Are we really going to criticize a guy that took a couple of games off in the season? What about in the midst of current NBA Commissioner Adam Silver advising the schedule needs to accommodate more rest? Did you know that the 2017-2018 NBA Season will start early in October and the Preseason will be cut short for the resting accommodations in the schedule?

I interviewed a few Jordan fans this past week and asked them, “do you respect LeBron James more than you did 2-3 years ago?” One replied, “Always have, just don’t like him, like Kobe, don’t like him”. He later followed up and said, “he’s the best since MJ, they are both amazing, goats, but my old ass loves MJ”.

If you hate LeBron James, what was your reaction when he chased down Andre Iguodala’s layup in Game 7 of last year’s NBA Finals? “That’s goaltending!” Today, is there any appreciation that the man chased down a block that set-up a Kyrie Irving game winning shot? “He didn’t hit no basket, Kyrie won them that championship”. See, these are real actual responses from real life anti-Lebron folks.

Let’s also foolishly ignore the fact that LeBron James played in a league against Kobe Bryant, Tim Duncan, Kevin Garnett, Paul Pierce, Greg Popovich, the Golden State Warriors, all which are future Hall of Famers.

The excuses always will pour on for LeBron James and the data speaks otherwise.
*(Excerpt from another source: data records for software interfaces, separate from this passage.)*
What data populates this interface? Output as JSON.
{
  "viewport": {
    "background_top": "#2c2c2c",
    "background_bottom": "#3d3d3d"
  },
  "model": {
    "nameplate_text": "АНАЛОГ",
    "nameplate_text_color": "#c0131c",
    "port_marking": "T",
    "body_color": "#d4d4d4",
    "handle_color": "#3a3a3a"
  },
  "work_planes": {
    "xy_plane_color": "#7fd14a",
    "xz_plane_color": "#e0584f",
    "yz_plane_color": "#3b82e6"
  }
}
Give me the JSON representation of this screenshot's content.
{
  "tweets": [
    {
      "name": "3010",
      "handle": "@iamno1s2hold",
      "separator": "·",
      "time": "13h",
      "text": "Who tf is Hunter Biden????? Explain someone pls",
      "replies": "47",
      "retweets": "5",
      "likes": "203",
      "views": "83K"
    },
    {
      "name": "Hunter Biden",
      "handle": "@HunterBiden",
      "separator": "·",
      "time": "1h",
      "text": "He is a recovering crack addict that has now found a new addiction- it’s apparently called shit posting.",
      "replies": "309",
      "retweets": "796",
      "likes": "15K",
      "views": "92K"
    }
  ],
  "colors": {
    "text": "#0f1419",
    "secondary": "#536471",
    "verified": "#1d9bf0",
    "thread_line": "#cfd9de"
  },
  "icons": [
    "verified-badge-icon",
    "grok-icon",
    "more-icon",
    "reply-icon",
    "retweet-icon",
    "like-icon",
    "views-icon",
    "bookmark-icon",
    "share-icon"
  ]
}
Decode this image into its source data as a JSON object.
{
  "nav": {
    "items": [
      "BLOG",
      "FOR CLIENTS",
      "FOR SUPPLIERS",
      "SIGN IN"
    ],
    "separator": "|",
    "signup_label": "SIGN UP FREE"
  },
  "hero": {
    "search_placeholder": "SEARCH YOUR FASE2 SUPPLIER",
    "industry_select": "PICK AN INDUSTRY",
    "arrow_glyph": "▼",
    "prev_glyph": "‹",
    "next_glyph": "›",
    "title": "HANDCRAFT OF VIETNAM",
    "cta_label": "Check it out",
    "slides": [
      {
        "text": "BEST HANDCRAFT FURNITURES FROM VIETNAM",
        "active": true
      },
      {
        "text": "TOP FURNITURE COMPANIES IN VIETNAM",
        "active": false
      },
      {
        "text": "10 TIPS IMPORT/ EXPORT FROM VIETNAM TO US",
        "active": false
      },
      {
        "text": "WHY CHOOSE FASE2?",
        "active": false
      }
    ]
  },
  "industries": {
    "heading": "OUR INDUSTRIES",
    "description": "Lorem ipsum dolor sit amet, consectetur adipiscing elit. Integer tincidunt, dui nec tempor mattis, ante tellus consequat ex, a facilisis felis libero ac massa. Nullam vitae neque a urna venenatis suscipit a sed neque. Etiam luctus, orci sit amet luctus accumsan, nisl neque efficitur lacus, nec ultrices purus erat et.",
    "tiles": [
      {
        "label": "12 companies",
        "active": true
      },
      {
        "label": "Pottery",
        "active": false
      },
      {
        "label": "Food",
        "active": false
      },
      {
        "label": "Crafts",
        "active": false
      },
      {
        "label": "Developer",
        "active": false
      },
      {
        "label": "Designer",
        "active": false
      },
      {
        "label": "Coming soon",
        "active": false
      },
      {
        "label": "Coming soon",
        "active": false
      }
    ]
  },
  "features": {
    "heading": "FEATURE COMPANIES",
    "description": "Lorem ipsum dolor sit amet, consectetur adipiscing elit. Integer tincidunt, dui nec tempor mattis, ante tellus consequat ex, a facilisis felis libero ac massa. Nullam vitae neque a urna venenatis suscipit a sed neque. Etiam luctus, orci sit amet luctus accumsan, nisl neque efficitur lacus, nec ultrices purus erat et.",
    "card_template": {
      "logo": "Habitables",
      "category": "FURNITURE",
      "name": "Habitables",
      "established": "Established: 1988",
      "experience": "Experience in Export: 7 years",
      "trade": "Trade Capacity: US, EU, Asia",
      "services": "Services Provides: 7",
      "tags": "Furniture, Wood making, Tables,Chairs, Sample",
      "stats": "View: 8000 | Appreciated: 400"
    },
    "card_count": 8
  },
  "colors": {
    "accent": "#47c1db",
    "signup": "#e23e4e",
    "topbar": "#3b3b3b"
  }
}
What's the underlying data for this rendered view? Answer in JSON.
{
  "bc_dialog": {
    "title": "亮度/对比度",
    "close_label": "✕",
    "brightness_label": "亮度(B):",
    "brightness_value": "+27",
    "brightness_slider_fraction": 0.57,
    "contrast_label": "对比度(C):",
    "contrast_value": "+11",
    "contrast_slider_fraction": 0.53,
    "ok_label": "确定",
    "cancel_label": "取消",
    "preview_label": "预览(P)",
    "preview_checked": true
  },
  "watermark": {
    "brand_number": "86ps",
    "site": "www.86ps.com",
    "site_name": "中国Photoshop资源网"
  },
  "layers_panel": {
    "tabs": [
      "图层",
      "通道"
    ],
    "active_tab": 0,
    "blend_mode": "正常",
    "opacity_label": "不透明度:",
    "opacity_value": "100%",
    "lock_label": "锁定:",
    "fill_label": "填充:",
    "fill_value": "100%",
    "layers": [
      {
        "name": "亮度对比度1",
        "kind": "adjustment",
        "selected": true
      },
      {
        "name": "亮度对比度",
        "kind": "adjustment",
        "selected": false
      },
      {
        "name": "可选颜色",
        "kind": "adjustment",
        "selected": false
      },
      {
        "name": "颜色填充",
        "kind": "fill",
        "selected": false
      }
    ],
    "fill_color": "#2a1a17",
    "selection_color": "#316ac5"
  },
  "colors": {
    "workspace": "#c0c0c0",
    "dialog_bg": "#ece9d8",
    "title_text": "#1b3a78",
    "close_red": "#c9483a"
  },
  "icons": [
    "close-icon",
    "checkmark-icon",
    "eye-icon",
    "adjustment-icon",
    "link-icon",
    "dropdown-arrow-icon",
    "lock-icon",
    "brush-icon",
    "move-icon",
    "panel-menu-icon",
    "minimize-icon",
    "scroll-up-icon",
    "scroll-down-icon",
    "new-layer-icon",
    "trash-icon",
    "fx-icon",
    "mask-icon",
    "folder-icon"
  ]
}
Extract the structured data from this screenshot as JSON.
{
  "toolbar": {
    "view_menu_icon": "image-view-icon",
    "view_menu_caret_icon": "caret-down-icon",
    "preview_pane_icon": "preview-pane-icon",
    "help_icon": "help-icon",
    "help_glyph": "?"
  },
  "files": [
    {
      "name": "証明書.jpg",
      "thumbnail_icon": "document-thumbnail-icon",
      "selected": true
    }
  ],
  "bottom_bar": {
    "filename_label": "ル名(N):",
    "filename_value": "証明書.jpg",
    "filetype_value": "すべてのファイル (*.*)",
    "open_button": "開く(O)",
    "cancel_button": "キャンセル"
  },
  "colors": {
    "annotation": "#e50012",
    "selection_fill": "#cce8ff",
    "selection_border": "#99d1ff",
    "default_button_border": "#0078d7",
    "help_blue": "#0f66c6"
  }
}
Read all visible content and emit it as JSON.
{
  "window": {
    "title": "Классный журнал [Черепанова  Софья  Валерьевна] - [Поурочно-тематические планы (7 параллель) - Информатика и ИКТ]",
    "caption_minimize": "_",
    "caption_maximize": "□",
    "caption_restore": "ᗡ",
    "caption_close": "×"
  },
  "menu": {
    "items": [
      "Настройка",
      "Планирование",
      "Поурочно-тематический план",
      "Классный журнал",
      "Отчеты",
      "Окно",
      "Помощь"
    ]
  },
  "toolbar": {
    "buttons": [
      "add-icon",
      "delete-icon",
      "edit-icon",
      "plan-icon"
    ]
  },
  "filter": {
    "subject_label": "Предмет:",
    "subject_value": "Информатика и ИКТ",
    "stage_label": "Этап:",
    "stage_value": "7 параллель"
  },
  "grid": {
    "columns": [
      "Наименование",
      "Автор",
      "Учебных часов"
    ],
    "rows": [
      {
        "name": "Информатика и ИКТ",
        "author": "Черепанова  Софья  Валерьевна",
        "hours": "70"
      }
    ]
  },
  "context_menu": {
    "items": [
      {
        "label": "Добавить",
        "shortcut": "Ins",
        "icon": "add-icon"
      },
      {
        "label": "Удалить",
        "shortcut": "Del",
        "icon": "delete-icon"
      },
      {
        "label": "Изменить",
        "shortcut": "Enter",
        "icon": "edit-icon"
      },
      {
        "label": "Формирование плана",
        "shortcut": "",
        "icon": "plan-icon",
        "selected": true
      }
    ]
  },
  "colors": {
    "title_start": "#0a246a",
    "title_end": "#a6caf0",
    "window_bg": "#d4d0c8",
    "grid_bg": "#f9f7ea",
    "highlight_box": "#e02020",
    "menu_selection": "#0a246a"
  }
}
Trust me, I’ve tried to discredit LeBron many times and years in the making. It worked for a while especially all the way through the 2011 NBA Finals. All of a sudden it became a must difficult task to do as James’ career progressed.

If you made it this far I’d like to thank you personally. I believe that Jordan still holds the top spot but a close challenger is in his rearview mirror. The mind boggling part of this great debate is that 14 years ago who knew that I’d have a small bit of appreciation for LeBron James. I’m telling you all now, it’s ok to say, “yeah he’s pretty damn good and up there close to Michael”. I promise you will not melt nor be hell sent.

Sometimes, people, it doesn’t hurt to appreciate a little rather than express hate. Pass it on!

As James heads to his seventh straight NBA Finals next Thursday, he yet again joins an elite company with this accomplishment. If you’re as much of a hater or appreciate then, either way, you will be witnessing.

 

Chevall Kanhai
Baseline Times NBA Contributor
@BaselineChevy